Items from an interface collection
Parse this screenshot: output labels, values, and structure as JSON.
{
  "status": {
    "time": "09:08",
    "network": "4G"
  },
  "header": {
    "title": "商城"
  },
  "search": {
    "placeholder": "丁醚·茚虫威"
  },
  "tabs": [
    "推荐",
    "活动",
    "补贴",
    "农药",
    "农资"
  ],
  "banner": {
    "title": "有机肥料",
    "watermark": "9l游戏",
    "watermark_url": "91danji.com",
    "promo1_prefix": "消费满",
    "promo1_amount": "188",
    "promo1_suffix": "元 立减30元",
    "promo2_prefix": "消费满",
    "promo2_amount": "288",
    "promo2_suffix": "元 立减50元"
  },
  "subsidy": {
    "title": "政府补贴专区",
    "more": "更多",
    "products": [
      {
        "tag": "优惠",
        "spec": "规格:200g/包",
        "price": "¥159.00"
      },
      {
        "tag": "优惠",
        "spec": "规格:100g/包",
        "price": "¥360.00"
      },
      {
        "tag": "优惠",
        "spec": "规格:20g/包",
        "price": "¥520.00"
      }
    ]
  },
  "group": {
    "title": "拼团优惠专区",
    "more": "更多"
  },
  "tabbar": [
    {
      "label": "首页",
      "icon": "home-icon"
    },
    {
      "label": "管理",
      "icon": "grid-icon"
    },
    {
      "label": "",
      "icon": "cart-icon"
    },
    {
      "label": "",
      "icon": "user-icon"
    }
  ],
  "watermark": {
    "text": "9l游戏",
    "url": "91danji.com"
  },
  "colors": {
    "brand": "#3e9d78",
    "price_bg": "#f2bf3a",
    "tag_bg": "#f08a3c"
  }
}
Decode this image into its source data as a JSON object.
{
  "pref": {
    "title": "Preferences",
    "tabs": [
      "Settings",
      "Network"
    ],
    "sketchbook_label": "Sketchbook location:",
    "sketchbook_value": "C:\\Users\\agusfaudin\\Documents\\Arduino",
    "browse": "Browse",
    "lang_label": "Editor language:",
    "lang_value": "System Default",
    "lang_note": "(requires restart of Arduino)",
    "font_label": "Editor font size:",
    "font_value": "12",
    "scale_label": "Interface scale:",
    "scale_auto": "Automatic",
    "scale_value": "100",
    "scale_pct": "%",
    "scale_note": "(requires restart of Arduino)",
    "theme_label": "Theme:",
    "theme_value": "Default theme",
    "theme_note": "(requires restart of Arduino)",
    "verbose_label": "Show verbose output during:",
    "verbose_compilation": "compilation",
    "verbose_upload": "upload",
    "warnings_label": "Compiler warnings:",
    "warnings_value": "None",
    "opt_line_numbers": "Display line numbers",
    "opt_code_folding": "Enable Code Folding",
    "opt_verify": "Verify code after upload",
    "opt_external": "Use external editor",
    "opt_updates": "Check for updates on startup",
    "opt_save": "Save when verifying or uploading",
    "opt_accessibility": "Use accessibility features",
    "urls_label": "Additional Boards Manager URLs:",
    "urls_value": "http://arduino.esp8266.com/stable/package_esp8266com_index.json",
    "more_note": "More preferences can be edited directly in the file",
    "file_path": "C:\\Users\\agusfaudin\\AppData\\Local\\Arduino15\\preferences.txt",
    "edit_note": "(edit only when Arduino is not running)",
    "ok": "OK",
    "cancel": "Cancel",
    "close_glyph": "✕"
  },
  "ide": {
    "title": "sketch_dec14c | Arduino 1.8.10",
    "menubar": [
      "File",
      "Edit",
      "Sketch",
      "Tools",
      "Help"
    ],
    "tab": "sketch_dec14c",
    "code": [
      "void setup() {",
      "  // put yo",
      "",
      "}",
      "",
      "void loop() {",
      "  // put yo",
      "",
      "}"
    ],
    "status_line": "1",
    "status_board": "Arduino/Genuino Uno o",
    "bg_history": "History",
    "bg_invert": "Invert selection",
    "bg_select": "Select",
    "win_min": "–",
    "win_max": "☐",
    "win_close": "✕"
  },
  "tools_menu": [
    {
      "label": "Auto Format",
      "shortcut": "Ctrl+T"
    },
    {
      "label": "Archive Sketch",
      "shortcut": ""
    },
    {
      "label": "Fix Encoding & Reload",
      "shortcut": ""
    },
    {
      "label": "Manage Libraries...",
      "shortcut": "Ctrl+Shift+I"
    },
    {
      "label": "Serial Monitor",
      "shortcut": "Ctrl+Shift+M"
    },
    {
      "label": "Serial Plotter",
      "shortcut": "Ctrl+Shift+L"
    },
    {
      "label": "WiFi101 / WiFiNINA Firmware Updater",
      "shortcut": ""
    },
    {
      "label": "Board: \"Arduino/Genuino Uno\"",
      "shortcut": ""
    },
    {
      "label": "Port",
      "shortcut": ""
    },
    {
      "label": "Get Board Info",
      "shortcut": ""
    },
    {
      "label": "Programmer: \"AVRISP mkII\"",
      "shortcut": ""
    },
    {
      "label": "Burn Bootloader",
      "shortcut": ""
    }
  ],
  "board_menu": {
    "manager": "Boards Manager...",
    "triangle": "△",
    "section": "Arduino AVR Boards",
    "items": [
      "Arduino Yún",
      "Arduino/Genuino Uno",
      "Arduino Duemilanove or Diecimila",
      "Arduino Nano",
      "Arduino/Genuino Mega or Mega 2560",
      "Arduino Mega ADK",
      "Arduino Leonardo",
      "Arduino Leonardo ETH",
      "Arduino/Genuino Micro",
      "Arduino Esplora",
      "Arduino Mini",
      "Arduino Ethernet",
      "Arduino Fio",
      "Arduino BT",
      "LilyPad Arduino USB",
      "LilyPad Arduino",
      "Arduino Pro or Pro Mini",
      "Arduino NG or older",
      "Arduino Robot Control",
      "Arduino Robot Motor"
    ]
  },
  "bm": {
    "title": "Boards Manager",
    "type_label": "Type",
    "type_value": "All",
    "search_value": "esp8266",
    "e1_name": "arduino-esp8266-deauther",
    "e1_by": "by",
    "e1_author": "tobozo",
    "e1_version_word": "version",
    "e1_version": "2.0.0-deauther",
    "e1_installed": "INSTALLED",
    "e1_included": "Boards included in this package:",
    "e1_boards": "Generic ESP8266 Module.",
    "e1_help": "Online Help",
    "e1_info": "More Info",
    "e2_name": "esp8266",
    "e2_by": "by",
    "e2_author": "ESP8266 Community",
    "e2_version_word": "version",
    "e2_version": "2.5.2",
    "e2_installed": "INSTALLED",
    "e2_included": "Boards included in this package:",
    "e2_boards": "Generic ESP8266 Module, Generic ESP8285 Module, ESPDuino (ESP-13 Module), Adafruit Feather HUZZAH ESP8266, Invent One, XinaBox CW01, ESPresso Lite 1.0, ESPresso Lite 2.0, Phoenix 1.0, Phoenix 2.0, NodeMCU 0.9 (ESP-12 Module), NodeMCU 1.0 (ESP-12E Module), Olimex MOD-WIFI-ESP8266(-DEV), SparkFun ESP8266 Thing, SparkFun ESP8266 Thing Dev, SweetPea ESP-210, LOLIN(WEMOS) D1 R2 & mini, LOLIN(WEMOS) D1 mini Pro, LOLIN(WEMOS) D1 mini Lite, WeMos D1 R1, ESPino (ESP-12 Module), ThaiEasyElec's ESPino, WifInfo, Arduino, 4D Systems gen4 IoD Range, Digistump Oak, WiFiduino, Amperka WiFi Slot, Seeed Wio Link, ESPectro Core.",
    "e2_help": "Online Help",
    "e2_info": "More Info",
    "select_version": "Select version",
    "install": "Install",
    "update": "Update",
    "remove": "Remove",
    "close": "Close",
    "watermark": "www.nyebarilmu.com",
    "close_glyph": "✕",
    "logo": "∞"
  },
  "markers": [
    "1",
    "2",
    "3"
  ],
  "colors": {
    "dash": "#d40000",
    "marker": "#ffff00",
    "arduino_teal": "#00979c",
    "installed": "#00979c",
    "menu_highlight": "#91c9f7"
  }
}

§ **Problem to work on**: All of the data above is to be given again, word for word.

§ **Final answer**:
Parse this screenshot: output labels, values, and structure as JSON.
{
  "status": {
    "time": "09:08",
    "network": "4G"
  },
  "header": {
    "title": "商城"
  },
  "search": {
    "placeholder": "丁醚·茚虫威"
  },
  "tabs": [
    "推荐",
    "活动",
    "补贴",
    "农药",
    "农资"
  ],
  "banner": {
    "title": "有机肥料",
    "watermark": "9l游戏",
    "watermark_url": "91danji.com",
    "promo1_prefix": "消费满",
    "promo1_amount": "188",
    "promo1_suffix": "元 立减30元",
    "promo2_prefix": "消费满",
    "promo2_amount": "288",
    "promo2_suffix": "元 立减50元"
  },
  "subsidy": {
    "title": "政府补贴专区",
    "more": "更多",
    "products": [
      {
        "tag": "优惠",
        "spec": "规格:200g/包",
        "price": "¥159.00"
      },
      {
        "tag": "优惠",
        "spec": "规格:100g/包",
        "price": "¥360.00"
      },
      {
        "tag": "优惠",
        "spec": "规格:20g/包",
        "price": "¥520.00"
      }
    ]
  },
  "group": {
    "title": "拼团优惠专区",
    "more": "更多"
  },
  "tabbar": [
    {
      "label": "首页",
      "icon": "home-icon"
    },
    {
      "label": "管理",
      "icon": "grid-icon"
    },
    {
      "label": "",
      "icon": "cart-icon"
    },
    {
      "label": "",
      "icon": "user-icon"
    }
  ],
  "watermark": {
    "text": "9l游戏",
    "url": "91danji.com"
  },
  "colors": {
    "brand": "#3e9d78",
    "price_bg": "#f2bf3a",
    "tag_bg": "#f08a3c"
  }
}
Decode this image into its source data as a JSON object.
{
  "pref": {
    "title": "Preferences",
    "tabs": [
      "Settings",
      "Network"
    ],
    "sketchbook_label": "Sketchbook location:",
    "sketchbook_value": "C:\\Users\\agusfaudin\\Documents\\Arduino",
    "browse": "Browse",
    "lang_label": "Editor language:",
    "lang_value": "System Default",
    "lang_note": "(requires restart of Arduino)",
    "font_label": "Editor font size:",
    "font_value": "12",
    "scale_label": "Interface scale:",
    "scale_auto": "Automatic",
    "scale_value": "100",
    "scale_pct": "%",
    "scale_note": "(requires restart of Arduino)",
    "theme_label": "Theme:",
    "theme_value": "Default theme",
    "theme_note": "(requires restart of Arduino)",
    "verbose_label": "Show verbose output during:",
    "verbose_compilation": "compilation",
    "verbose_upload": "upload",
    "warnings_label": "Compiler warnings:",
    "warnings_value": "None",
    "opt_line_numbers": "Display line numbers",
    "opt_code_folding": "Enable Code Folding",
    "opt_verify": "Verify code after upload",
    "opt_external": "Use external editor",
    "opt_updates": "Check for updates on startup",
    "opt_save": "Save when verifying or uploading",
    "opt_accessibility": "Use accessibility features",
    "urls_label": "Additional Boards Manager URLs:",
    "urls_value": "http://arduino.esp8266.com/stable/package_esp8266com_index.json",
    "more_note": "More preferences can be edited directly in the file",
    "file_path": "C:\\Users\\agusfaudin\\AppData\\Local\\Arduino15\\preferences.txt",
    "edit_note": "(edit only when Arduino is not running)",
    "ok": "OK",
    "cancel": "Cancel",
    "close_glyph": "✕"
  },
  "ide": {
    "title": "sketch_dec14c | Arduino 1.8.10",
    "menubar": [
      "File",
      "Edit",
      "Sketch",
      "Tools",
      "Help"
    ],
    "tab": "sketch_dec14c",
    "code": [
      "void setup() {",
      "  // put yo",
      "",
      "}",
      "",
      "void loop() {",
      "  // put yo",
      "",
      "}"
    ],
    "status_line": "1",
    "status_board": "Arduino/Genuino Uno o",
    "bg_history": "History",
    "bg_invert": "Invert selection",
    "bg_select": "Select",
    "win_min": "–",
    "win_max": "☐",
    "win_close": "✕"
  },
  "tools_menu": [
    {
      "label": "Auto Format",
      "shortcut": "Ctrl+T"
    },
    {
      "label": "Archive Sketch",
      "shortcut": ""
    },
    {
      "label": "Fix Encoding & Reload",
      "shortcut": ""
    },
    {
      "label": "Manage Libraries...",
      "shortcut": "Ctrl+Shift+I"
    },
    {
      "label": "Serial Monitor",
      "shortcut": "Ctrl+Shift+M"
    },
    {
      "label": "Serial Plotter",
      "shortcut": "Ctrl+Shift+L"
    },
    {
      "label": "WiFi101 / WiFiNINA Firmware Updater",
      "shortcut": ""
    },
    {
      "label": "Board: \"Arduino/Genuino Uno\"",
      "shortcut": ""
    },
    {
      "label": "Port",
      "shortcut": ""
    },
    {
      "label": "Get Board Info",
      "shortcut": ""
    },
    {
      "label": "Programmer: \"AVRISP mkII\"",
      "shortcut": ""
    },
    {
      "label": "Burn Bootloader",
      "shortcut": ""
    }
  ],
  "board_menu": {
    "manager": "Boards Manager...",
    "triangle": "△",
    "section": "Arduino AVR Boards",
    "items": [
      "Arduino Yún",
      "Arduino/Genuino Uno",
      "Arduino Duemilanove or Diecimila",
      "Arduino Nano",
      "Arduino/Genuino Mega or Mega 2560",
      "Arduino Mega ADK",
      "Arduino Leonardo",
      "Arduino Leonardo ETH",
      "Arduino/Genuino Micro",
      "Arduino Esplora",
      "Arduino Mini",
      "Arduino Ethernet",
      "Arduino Fio",
      "Arduino BT",
      "LilyPad Arduino USB",
      "LilyPad Arduino",
      "Arduino Pro or Pro Mini",
      "Arduino NG or older",
      "Arduino Robot Control",
      "Arduino Robot Motor"
    ]
  },
  "bm": {
    "title": "Boards Manager",
    "type_label": "Type",
    "type_value": "All",
    "search_value": "esp8266",
    "e1_name": "arduino-esp8266-deauther",
    "e1_by": "by",
    "e1_author": "tobozo",
    "e1_version_word": "version",
    "e1_version": "2.0.0-deauther",
    "e1_installed": "INSTALLED",
    "e1_included": "Boards included in this package:",
    "e1_boards": "Generic ESP8266 Module.",
    "e1_help": "Online Help",
    "e1_info": "More Info",
    "e2_name": "esp8266",
    "e2_by": "by",
    "e2_author": "ESP8266 Community",
    "e2_version_word": "version",
    "e2_version": "2.5.2",
    "e2_installed": "INSTALLED",
    "e2_included": "Boards included in this package:",
    "e2_boards": "Generic ESP8266 Module, Generic ESP8285 Module, ESPDuino (ESP-13 Module), Adafruit Feather HUZZAH ESP8266, Invent One, XinaBox CW01, ESPresso Lite 1.0, ESPresso Lite 2.0, Phoenix 1.0, Phoenix 2.0, NodeMCU 0.9 (ESP-12 Module), NodeMCU 1.0 (ESP-12E Module), Olimex MOD-WIFI-ESP8266(-DEV), SparkFun ESP8266 Thing, SparkFun ESP8266 Thing Dev, SweetPea ESP-210, LOLIN(WEMOS) D1 R2 & mini, LOLIN(WEMOS) D1 mini Pro, LOLIN(WEMOS) D1 mini Lite, WeMos D1 R1, ESPino (ESP-12 Module), ThaiEasyElec's ESPino, WifInfo, Arduino, 4D Systems gen4 IoD Range, Digistump Oak, WiFiduino, Amperka WiFi Slot, Seeed Wio Link, ESPectro Core.",
    "e2_help": "Online Help",
    "e2_info": "More Info",
    "select_version": "Select version",
    "install": "Install",
    "update": "Update",
    "remove": "Remove",
    "close": "Close",
    "watermark": "www.nyebarilmu.com",
    "close_glyph": "✕",
    "logo": "∞"
  },
  "markers": [
    "1",
    "2",
    "3"
  ],
  "colors": {
    "dash": "#d40000",
    "marker": "#ffff00",
    "arduino_teal": "#00979c",
    "installed": "#00979c",
    "menu_highlight": "#91c9f7"
  }
}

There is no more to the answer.